## Task goal
Whatever pictures appear, omit them, and repeat the data below exactly.

## Data excerpts
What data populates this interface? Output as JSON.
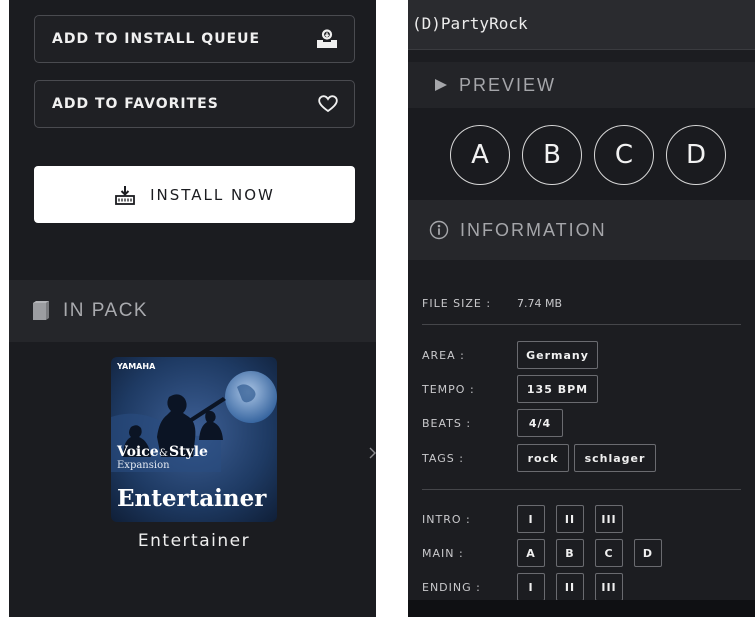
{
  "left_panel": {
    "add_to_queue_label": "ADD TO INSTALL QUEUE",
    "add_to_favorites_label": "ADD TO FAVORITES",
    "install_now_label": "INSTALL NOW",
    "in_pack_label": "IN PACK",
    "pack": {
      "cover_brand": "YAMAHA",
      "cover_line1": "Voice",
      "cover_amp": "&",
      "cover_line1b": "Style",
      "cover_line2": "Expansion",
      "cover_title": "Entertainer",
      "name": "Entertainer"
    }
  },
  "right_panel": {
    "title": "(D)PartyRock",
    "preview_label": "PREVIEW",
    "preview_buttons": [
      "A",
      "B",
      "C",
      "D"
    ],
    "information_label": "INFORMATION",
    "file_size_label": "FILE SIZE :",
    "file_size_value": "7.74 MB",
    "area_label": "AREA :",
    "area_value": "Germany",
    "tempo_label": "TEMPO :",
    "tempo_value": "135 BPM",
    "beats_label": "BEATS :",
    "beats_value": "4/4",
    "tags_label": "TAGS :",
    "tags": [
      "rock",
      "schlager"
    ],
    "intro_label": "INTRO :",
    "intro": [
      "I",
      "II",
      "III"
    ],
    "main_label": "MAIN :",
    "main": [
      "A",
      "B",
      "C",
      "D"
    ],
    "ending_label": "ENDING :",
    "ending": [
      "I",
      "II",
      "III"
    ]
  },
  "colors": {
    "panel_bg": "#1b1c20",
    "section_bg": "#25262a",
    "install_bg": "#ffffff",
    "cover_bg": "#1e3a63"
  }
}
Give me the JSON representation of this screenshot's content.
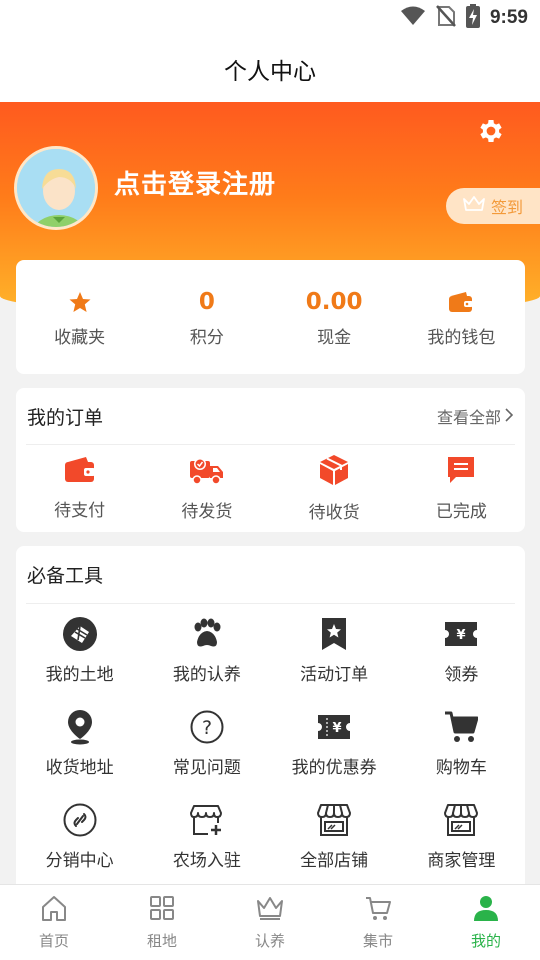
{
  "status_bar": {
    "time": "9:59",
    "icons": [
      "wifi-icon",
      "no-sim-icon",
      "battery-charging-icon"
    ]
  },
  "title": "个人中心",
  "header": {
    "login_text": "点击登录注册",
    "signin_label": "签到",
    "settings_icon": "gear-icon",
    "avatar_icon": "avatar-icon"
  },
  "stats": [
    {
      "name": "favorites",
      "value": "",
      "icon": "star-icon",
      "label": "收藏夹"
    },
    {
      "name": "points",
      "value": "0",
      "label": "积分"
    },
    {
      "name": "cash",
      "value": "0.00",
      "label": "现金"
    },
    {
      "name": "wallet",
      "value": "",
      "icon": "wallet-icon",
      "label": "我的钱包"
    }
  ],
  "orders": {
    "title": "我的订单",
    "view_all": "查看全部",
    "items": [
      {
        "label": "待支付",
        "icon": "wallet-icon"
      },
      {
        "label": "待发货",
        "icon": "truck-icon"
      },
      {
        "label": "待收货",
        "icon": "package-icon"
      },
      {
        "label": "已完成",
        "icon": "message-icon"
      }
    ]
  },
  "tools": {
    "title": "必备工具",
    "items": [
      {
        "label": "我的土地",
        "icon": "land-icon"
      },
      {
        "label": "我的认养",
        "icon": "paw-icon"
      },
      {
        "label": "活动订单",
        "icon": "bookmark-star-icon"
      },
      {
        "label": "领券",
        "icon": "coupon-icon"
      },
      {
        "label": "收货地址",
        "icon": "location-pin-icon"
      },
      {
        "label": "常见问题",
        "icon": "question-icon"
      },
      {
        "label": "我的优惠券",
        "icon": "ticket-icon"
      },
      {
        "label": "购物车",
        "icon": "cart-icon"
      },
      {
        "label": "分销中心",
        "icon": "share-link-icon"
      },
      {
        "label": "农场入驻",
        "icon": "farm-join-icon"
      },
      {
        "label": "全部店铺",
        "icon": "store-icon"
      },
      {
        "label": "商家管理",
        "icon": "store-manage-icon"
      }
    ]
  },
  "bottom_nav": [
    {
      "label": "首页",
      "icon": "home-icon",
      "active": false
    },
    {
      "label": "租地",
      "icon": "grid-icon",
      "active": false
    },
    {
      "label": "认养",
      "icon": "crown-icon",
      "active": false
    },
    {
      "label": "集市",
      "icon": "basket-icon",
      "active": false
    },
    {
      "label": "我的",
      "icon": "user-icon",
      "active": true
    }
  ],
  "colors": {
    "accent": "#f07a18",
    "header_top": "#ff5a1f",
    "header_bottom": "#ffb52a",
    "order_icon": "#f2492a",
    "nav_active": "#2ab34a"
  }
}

## Exercise output
What data populates this interface? Output as JSON.
{
  "left_panel": {
    "add_to_queue_label": "ADD TO INSTALL QUEUE",
    "add_to_favorites_label": "ADD TO FAVORITES",
    "install_now_label": "INSTALL NOW",
    "in_pack_label": "IN PACK",
    "pack": {
      "cover_brand": "YAMAHA",
      "cover_line1": "Voice",
      "cover_amp": "&",
      "cover_line1b": "Style",
      "cover_line2": "Expansion",
      "cover_title": "Entertainer",
      "name": "Entertainer"
    }
  },
  "right_panel": {
    "title": "(D)PartyRock",
    "preview_label": "PREVIEW",
    "preview_buttons": [
      "A",
      "B",
      "C",
      "D"
    ],
    "information_label": "INFORMATION",
    "file_size_label": "FILE SIZE :",
    "file_size_value": "7.74 MB",
    "area_label": "AREA :",
    "area_value": "Germany",
    "tempo_label": "TEMPO :",
    "tempo_value": "135 BPM",
    "beats_label": "BEATS :",
    "beats_value": "4/4",
    "tags_label": "TAGS :",
    "tags": [
      "rock",
      "schlager"
    ],
    "intro_label": "INTRO :",
    "intro": [
      "I",
      "II",
      "III"
    ],
    "main_label": "MAIN :",
    "main": [
      "A",
      "B",
      "C",
      "D"
    ],
    "ending_label": "ENDING :",
    "ending": [
      "I",
      "II",
      "III"
    ]
  },
  "colors": {
    "panel_bg": "#1b1c20",
    "section_bg": "#25262a",
    "install_bg": "#ffffff",
    "cover_bg": "#1e3a63"
  }
}
Give me the JSON representation of this screenshot's content.
{
  "status_bar": {
    "time": "9:59",
    "icons": [
      "wifi-icon",
      "no-sim-icon",
      "battery-charging-icon"
    ]
  },
  "title": "个人中心",
  "header": {
    "login_text": "点击登录注册",
    "signin_label": "签到",
    "settings_icon": "gear-icon",
    "avatar_icon": "avatar-icon"
  },
  "stats": [
    {
      "name": "favorites",
      "value": "",
      "icon": "star-icon",
      "label": "收藏夹"
    },
    {
      "name": "points",
      "value": "0",
      "label": "积分"
    },
    {
      "name": "cash",
      "value": "0.00",
      "label": "现金"
    },
    {
      "name": "wallet",
      "value": "",
      "icon": "wallet-icon",
      "label": "我的钱包"
    }
  ],
  "orders": {
    "title": "我的订单",
    "view_all": "查看全部",
    "items": [
      {
        "label": "待支付",
        "icon": "wallet-icon"
      },
      {
        "label": "待发货",
        "icon": "truck-icon"
      },
      {
        "label": "待收货",
        "icon": "package-icon"
      },
      {
        "label": "已完成",
        "icon": "message-icon"
      }
    ]
  },
  "tools": {
    "title": "必备工具",
    "items": [
      {
        "label": "我的土地",
        "icon": "land-icon"
      },
      {
        "label": "我的认养",
        "icon": "paw-icon"
      },
      {
        "label": "活动订单",
        "icon": "bookmark-star-icon"
      },
      {
        "label": "领券",
        "icon": "coupon-icon"
      },
      {
        "label": "收货地址",
        "icon": "location-pin-icon"
      },
      {
        "label": "常见问题",
        "icon": "question-icon"
      },
      {
        "label": "我的优惠券",
        "icon": "ticket-icon"
      },
      {
        "label": "购物车",
        "icon": "cart-icon"
      },
      {
        "label": "分销中心",
        "icon": "share-link-icon"
      },
      {
        "label": "农场入驻",
        "icon": "farm-join-icon"
      },
      {
        "label": "全部店铺",
        "icon": "store-icon"
      },
      {
        "label": "商家管理",
        "icon": "store-manage-icon"
      }
    ]
  },
  "bottom_nav": [
    {
      "label": "首页",
      "icon": "home-icon",
      "active": false
    },
    {
      "label": "租地",
      "icon": "grid-icon",
      "active": false
    },
    {
      "label": "认养",
      "icon": "crown-icon",
      "active": false
    },
    {
      "label": "集市",
      "icon": "basket-icon",
      "active": false
    },
    {
      "label": "我的",
      "icon": "user-icon",
      "active": true
    }
  ],
  "colors": {
    "accent": "#f07a18",
    "header_top": "#ff5a1f",
    "header_bottom": "#ffb52a",
    "order_icon": "#f2492a",
    "nav_active": "#2ab34a"
  }
}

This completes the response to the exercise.